*Task instructions*: Would you return all of this data exactly, leaving nothing out?
== Data for the task ==
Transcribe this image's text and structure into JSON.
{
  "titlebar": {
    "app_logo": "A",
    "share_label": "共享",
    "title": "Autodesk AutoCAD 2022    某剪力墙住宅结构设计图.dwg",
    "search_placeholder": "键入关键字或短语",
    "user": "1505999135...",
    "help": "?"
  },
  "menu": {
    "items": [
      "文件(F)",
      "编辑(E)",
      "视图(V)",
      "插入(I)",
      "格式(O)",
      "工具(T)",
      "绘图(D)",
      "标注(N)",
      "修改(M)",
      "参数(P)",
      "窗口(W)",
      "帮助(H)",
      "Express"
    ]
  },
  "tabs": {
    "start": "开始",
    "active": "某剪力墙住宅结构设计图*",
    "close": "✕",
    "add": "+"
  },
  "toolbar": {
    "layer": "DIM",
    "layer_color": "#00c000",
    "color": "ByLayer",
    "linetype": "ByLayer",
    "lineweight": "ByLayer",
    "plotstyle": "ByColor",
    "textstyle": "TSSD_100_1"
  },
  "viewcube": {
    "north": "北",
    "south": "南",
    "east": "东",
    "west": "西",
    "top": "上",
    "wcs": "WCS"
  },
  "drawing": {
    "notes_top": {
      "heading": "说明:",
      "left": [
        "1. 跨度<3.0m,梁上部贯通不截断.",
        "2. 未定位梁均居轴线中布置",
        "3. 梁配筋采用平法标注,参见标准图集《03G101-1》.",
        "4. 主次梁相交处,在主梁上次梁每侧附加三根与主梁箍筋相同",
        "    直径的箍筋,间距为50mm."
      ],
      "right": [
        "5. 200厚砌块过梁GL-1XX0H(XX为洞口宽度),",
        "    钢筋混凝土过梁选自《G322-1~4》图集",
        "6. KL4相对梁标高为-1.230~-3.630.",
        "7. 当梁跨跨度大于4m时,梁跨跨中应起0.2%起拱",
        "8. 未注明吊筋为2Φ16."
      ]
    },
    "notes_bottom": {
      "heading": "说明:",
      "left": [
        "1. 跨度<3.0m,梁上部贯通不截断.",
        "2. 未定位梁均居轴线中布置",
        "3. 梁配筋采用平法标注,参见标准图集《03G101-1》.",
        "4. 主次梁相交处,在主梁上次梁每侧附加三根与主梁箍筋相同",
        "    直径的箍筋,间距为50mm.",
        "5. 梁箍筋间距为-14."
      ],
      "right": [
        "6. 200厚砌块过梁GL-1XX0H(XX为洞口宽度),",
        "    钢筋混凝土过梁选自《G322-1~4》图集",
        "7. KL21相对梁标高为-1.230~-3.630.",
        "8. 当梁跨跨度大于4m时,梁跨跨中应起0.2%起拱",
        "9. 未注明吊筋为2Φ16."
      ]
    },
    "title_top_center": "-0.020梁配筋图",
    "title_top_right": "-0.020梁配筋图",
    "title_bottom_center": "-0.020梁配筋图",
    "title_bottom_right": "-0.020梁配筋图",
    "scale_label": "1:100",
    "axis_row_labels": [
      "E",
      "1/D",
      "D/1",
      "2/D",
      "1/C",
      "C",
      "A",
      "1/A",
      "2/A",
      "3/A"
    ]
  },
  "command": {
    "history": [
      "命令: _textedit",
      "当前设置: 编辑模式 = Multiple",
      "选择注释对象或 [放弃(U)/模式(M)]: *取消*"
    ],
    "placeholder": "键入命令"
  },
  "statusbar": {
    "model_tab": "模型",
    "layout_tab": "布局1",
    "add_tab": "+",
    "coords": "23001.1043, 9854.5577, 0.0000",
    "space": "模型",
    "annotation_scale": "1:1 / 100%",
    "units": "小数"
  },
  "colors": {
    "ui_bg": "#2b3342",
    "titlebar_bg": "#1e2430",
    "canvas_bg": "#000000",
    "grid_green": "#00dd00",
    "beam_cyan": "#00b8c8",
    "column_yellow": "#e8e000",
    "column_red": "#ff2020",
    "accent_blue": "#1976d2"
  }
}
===
*Exercise response*:
Transcribe this image's text and structure into JSON.
{
  "titlebar": {
    "app_logo": "A",
    "share_label": "共享",
    "title": "Autodesk AutoCAD 2022    某剪力墙住宅结构设计图.dwg",
    "search_placeholder": "键入关键字或短语",
    "user": "1505999135...",
    "help": "?"
  },
  "menu": {
    "items": [
      "文件(F)",
      "编辑(E)",
      "视图(V)",
      "插入(I)",
      "格式(O)",
      "工具(T)",
      "绘图(D)",
      "标注(N)",
      "修改(M)",
      "参数(P)",
      "窗口(W)",
      "帮助(H)",
      "Express"
    ]
  },
  "tabs": {
    "start": "开始",
    "active": "某剪力墙住宅结构设计图*",
    "close": "✕",
    "add": "+"
  },
  "toolbar": {
    "layer": "DIM",
    "layer_color": "#00c000",
    "color": "ByLayer",
    "linetype": "ByLayer",
    "lineweight": "ByLayer",
    "plotstyle": "ByColor",
    "textstyle": "TSSD_100_1"
  },
  "viewcube": {
    "north": "北",
    "south": "南",
    "east": "东",
    "west": "西",
    "top": "上",
    "wcs": "WCS"
  },
  "drawing": {
    "notes_top": {
      "heading": "说明:",
      "left": [
        "1. 跨度<3.0m,梁上部贯通不截断.",
        "2. 未定位梁均居轴线中布置",
        "3. 梁配筋采用平法标注,参见标准图集《03G101-1》.",
        "4. 主次梁相交处,在主梁上次梁每侧附加三根与主梁箍筋相同",
        "    直径的箍筋,间距为50mm."
      ],
      "right": [
        "5. 200厚砌块过梁GL-1XX0H(XX为洞口宽度),",
        "    钢筋混凝土过梁选自《G322-1~4》图集",
        "6. KL4相对梁标高为-1.230~-3.630.",
        "7. 当梁跨跨度大于4m时,梁跨跨中应起0.2%起拱",
        "8. 未注明吊筋为2Φ16."
      ]
    },
    "notes_bottom": {
      "heading": "说明:",
      "left": [
        "1. 跨度<3.0m,梁上部贯通不截断.",
        "2. 未定位梁均居轴线中布置",
        "3. 梁配筋采用平法标注,参见标准图集《03G101-1》.",
        "4. 主次梁相交处,在主梁上次梁每侧附加三根与主梁箍筋相同",
        "    直径的箍筋,间距为50mm.",
        "5. 梁箍筋间距为-14."
      ],
      "right": [
        "6. 200厚砌块过梁GL-1XX0H(XX为洞口宽度),",
        "    钢筋混凝土过梁选自《G322-1~4》图集",
        "7. KL21相对梁标高为-1.230~-3.630.",
        "8. 当梁跨跨度大于4m时,梁跨跨中应起0.2%起拱",
        "9. 未注明吊筋为2Φ16."
      ]
    },
    "title_top_center": "-0.020梁配筋图",
    "title_top_right": "-0.020梁配筋图",
    "title_bottom_center": "-0.020梁配筋图",
    "title_bottom_right": "-0.020梁配筋图",
    "scale_label": "1:100",
    "axis_row_labels": [
      "E",
      "1/D",
      "D/1",
      "2/D",
      "1/C",
      "C",
      "A",
      "1/A",
      "2/A",
      "3/A"
    ]
  },
  "command": {
    "history": [
      "命令: _textedit",
      "当前设置: 编辑模式 = Multiple",
      "选择注释对象或 [放弃(U)/模式(M)]: *取消*"
    ],
    "placeholder": "键入命令"
  },
  "statusbar": {
    "model_tab": "模型",
    "layout_tab": "布局1",
    "add_tab": "+",
    "coords": "23001.1043, 9854.5577, 0.0000",
    "space": "模型",
    "annotation_scale": "1:1 / 100%",
    "units": "小数"
  },
  "colors": {
    "ui_bg": "#2b3342",
    "titlebar_bg": "#1e2430",
    "canvas_bg": "#000000",
    "grid_green": "#00dd00",
    "beam_cyan": "#00b8c8",
    "column_yellow": "#e8e000",
    "column_red": "#ff2020",
    "accent_blue": "#1976d2"
  }
}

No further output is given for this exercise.